verb (used with object), salved, salv·ing.
- salvation army,
- salvation jane,
- salvator rosa,
- salve regina,
- salvemini, gaetano,
Origin of salve1
verb (used with or without object), salved, salv·ing.
Origin of salve2
Origin of salve3
Examples from the Web for salve
Its readership expands in times when more of us need its particular brand of salve.What the Forward Prize Doesn’t Recognize About Poets|Mandy Kahn|July 13, 2014|DAILY BEAST
His only salve has been counting down the days until graduation.
Then came remedies: the powder, the salve, the wondrous elixir.New Study Says Doctors Can’t “Just Say No” to Their Patients|Kent Sepkowitz|March 31, 2014|DAILY BEAST
“Anything that tries to solve an issue in Northern Ireland, to put a salve on it, tends to enflame the situation,” he said.Belfast in Chaos After Days of Protestant Rioting, Police Injuries|Nico Hines|July 16, 2013|DAILY BEAST

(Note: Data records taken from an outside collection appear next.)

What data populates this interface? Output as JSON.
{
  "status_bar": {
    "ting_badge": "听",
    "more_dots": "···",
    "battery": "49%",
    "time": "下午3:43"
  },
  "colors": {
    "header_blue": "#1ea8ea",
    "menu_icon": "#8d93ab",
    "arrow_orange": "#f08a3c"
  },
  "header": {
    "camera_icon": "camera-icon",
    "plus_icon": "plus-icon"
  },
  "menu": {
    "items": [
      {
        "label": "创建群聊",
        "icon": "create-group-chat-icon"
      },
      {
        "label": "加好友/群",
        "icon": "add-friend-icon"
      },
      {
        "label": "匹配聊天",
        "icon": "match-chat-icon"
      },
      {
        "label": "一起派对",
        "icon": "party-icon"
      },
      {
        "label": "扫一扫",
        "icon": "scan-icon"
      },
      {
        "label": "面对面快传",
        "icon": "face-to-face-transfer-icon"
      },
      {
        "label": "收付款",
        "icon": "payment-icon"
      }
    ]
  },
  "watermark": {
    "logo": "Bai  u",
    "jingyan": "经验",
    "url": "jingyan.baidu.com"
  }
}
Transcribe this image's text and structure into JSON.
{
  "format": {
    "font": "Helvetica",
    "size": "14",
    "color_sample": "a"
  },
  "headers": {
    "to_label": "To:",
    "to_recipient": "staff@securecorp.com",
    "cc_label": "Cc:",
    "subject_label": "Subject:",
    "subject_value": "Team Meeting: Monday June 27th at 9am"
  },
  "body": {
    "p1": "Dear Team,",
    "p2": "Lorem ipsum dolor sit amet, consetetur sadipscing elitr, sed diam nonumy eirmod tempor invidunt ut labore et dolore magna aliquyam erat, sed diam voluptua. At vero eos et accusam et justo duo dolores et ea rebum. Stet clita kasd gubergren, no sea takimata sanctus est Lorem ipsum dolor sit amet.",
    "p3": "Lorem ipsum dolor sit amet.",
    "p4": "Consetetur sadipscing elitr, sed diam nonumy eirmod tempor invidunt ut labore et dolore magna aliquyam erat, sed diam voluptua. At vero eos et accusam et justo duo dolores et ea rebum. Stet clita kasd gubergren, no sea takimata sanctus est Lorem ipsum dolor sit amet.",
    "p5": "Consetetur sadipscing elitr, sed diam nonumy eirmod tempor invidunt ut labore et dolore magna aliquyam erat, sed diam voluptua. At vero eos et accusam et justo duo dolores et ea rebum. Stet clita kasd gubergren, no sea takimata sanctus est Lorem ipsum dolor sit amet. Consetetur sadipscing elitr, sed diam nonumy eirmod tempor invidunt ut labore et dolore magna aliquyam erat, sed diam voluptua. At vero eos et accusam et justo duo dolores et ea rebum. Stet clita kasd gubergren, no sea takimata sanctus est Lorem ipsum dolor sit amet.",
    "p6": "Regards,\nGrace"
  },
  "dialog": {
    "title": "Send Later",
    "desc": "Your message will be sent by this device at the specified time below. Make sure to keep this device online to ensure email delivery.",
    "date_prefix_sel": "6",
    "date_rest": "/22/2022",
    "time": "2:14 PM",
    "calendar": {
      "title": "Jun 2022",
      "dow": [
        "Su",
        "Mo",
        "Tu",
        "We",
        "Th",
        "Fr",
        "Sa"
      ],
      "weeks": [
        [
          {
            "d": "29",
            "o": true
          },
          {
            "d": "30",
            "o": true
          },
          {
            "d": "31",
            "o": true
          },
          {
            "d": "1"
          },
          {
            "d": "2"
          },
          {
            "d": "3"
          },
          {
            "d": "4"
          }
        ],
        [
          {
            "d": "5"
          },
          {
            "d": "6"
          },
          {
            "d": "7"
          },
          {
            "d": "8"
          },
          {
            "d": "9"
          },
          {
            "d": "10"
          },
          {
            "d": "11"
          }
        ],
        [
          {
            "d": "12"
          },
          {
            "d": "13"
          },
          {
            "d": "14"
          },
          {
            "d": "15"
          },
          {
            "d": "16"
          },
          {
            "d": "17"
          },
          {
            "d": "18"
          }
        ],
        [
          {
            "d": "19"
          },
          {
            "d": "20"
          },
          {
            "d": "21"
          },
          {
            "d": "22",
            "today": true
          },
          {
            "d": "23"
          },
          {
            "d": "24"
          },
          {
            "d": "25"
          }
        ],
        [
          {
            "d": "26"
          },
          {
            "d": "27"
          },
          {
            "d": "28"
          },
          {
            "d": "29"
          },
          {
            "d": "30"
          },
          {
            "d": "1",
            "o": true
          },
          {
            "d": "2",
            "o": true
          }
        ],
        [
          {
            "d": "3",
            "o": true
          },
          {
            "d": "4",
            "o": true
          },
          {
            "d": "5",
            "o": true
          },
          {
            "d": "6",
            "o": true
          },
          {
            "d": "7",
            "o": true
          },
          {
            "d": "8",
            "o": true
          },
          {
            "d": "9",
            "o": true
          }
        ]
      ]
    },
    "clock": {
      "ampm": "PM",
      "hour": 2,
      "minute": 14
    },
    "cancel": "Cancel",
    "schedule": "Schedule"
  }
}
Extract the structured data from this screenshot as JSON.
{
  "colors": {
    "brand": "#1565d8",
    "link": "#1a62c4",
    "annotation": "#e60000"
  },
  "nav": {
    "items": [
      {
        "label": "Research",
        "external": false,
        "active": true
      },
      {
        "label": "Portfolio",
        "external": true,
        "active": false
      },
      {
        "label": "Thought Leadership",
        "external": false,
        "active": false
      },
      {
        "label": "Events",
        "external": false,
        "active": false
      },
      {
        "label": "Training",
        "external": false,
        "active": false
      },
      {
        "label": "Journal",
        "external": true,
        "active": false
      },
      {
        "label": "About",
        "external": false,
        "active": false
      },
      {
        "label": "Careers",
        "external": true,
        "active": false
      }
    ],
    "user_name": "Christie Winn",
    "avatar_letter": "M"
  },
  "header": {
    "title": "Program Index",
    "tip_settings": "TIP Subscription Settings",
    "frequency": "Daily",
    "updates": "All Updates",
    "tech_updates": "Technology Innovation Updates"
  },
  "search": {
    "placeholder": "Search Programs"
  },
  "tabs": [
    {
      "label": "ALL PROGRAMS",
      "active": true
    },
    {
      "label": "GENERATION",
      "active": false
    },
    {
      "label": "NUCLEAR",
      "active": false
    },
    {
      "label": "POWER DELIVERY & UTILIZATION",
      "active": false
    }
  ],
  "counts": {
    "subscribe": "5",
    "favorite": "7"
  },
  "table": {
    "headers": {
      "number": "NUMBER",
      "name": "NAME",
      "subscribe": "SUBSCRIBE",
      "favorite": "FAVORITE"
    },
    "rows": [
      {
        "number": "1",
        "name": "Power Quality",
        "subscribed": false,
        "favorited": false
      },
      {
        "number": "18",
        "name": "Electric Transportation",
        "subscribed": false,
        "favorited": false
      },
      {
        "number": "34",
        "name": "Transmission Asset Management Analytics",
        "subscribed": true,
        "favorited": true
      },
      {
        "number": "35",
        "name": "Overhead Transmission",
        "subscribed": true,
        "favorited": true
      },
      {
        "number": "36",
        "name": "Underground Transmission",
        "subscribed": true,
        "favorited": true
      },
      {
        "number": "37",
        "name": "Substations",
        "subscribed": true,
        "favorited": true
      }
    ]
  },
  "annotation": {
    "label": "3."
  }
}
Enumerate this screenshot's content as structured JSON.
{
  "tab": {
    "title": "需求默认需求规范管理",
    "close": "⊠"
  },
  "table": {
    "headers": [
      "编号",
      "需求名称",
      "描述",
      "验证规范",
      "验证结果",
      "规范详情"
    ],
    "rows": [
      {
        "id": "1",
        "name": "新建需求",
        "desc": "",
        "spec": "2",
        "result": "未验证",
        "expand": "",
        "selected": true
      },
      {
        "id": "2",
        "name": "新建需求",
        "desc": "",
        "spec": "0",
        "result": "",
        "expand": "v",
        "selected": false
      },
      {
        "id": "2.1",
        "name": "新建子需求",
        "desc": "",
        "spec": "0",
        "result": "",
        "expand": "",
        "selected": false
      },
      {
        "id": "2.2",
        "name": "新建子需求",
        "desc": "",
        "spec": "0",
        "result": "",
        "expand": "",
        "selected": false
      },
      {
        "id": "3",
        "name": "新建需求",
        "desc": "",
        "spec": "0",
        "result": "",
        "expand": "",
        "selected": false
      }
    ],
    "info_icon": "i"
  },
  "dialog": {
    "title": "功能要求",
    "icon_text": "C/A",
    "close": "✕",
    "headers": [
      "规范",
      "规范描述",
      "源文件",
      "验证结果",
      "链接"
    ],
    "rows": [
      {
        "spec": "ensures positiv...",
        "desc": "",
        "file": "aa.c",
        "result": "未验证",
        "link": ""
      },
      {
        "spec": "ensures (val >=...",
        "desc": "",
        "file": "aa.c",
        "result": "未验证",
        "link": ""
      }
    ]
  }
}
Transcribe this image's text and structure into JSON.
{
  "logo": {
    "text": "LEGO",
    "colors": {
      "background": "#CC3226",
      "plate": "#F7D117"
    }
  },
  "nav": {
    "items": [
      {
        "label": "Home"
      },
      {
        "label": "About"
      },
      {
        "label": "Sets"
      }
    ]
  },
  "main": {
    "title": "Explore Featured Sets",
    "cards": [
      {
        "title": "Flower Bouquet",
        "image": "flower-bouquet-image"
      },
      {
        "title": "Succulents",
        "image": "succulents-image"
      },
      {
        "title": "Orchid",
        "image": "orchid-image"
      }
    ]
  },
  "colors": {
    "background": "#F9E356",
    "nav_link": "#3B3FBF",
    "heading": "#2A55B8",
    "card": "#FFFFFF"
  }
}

In France, we are supposed to salve our consciences with the knowledge that draft horses are raised to be eaten.
You will forgive him, I say, and he will give you something in the shape of a—salve for your wounds.The Tithe-Proctor|William Carleton
Bring hither the salve, says he, and give her a plentiful draught of my cordial.The History of John Bull|John Arbuthnot
Shūzen's experience, however, noted past profit as salve to annoyance.Bakemono Yashiki (The Haunted House)|James S. De Benneville
For what have all previous generations laboured, legislating, studying to salve human ills?Eighteen Months in the War Zone|Kate John Finzi
We used the grease of the pig as a salve, and made him a pair of moccasins out of an old shirt and the tail of his blouse.The Bright Side of Prison Life|Samuel A. Swiggett
Word Origin for salve
Word Origin for salve
Old English sealf "healing ointment," from West Germanic *salbo- "oily substance" (cf. Old Saxon salba, Middle Dutch salve, Dutch zalf, Old High German salba, German salbe "ointment"), from PIE *solpa-, from root *selp- "fat, butter" (cf. Greek elpos "fat, oil," Sanskrit sarpis "melted butter"). The figurative sense of "something to soothe wounded pride, etc." is from 1736.
Old English sealfian "anoint (a wound) with salve," from Proto-Germanic *salbojanan (cf. Dutch zalven, German salben, Gothic salbon "to anoint"), from the root of salve (n.). Figurative use from c.1200. Related: Salved; salving.
"to save from loss at sea," 1706, back-formation from salvage (n.) or salvable. Related: Salved; salving.